Boat anchoring can get a little tricky in the deep water fishing game. Jim Hendricks gives advice about the ins and outs of boat anchoring in Sport Fishing.
Anchoring in deep water down to 300 feet requires the right ground tackle, according to Hendricks. A fisher will need a great amount of rode, a good fish finder, a good understanding of current and wind, and a means of anchor retrieval — not including your arms and back.
Plenty of Rode
A lot of anchor line, because the deeper you anchor, the more rode you need. In regards to stowing your rode, he suggests carrying the rode in a plastic tote or laundry basket.
Related Stories: Learn How to Help Your Catch and Release Fish Survive
Watch the Bottom
Strive to set in mud or sand if you’re anchoring to fish a deep spot. To help secure the anchor, set it in the adjacent mud or sand, then scope it back to the spot with wind or current. That should help assure that the anchor and ground tackle (chain) doesn’t become damaged in the structure.
Hendricks acknowledges that a great number of factors may affect an anchor’s performance. He recommends a claw-style such as a Lewmar Bruce Claw or Manson Ray to be among the best for deep sets.
Size It Right
In order to hold well, the anchor needs to be sized properly; sometimes it can be too big for the boat. He suggests using an anchor chain that also helps to provide chafe protection and keeps the shank parallel to the bottom to help the anchor set more quickly. As a result, it will hold more effectively. Equipping your anchor with the same amount of chain as the length of your boat much is ideal.

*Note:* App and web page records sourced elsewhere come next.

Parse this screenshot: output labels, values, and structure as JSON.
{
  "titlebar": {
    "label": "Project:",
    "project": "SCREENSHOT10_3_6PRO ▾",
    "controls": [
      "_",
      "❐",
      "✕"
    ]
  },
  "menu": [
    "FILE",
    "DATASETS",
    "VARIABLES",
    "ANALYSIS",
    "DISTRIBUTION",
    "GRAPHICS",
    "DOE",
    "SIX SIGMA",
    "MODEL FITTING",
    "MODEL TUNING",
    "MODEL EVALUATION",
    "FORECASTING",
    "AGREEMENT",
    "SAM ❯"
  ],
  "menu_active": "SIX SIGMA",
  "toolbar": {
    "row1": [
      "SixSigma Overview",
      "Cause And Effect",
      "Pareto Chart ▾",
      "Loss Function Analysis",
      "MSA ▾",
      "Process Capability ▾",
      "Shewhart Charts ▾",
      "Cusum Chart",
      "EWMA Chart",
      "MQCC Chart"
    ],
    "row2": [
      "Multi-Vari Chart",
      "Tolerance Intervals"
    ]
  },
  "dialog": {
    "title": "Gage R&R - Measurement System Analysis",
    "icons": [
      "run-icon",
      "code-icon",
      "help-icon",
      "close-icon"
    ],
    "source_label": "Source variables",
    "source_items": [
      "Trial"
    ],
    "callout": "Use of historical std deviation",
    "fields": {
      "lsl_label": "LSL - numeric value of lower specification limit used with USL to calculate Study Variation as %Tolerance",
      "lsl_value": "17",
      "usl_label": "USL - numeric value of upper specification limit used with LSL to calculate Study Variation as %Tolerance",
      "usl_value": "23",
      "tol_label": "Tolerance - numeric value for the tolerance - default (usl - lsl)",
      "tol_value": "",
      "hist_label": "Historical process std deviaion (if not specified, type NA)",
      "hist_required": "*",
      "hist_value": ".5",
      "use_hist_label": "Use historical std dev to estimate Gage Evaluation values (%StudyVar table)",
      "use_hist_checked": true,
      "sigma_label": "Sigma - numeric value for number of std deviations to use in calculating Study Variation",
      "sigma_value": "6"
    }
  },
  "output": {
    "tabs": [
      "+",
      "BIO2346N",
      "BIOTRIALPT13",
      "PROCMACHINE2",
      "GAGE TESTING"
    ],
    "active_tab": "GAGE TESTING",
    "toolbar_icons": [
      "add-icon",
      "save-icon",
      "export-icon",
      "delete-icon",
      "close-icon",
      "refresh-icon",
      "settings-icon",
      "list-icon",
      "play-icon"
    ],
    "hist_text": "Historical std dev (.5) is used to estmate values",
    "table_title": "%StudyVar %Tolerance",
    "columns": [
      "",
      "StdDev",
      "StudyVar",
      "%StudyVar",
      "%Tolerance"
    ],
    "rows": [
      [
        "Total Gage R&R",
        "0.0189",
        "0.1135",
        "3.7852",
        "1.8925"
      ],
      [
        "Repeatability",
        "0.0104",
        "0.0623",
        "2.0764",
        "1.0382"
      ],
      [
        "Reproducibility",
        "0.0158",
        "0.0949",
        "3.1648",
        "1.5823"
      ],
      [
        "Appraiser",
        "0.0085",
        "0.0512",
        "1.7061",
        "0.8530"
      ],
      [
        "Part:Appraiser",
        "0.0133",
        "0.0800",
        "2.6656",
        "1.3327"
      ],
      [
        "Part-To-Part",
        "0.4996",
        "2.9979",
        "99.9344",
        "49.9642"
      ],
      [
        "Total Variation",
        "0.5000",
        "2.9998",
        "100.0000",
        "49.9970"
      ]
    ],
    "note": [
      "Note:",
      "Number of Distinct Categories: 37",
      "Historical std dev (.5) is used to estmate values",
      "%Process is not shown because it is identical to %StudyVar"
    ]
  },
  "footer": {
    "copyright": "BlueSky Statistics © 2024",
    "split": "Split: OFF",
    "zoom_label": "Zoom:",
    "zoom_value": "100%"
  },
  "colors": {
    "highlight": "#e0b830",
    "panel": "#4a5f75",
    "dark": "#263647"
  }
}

Related Stories: 3 Kite Fishing Tips To Try On Your Next Big Boat Outing
Getting It Back
When it’s time to retrieve the anchor, his electric windlass weighs the anchor. Anchoring is another level of fishing that requires specific gear and some experience.
For more information on anchoring tips and tricks for deep water fishing, visit sportfishingmag.com.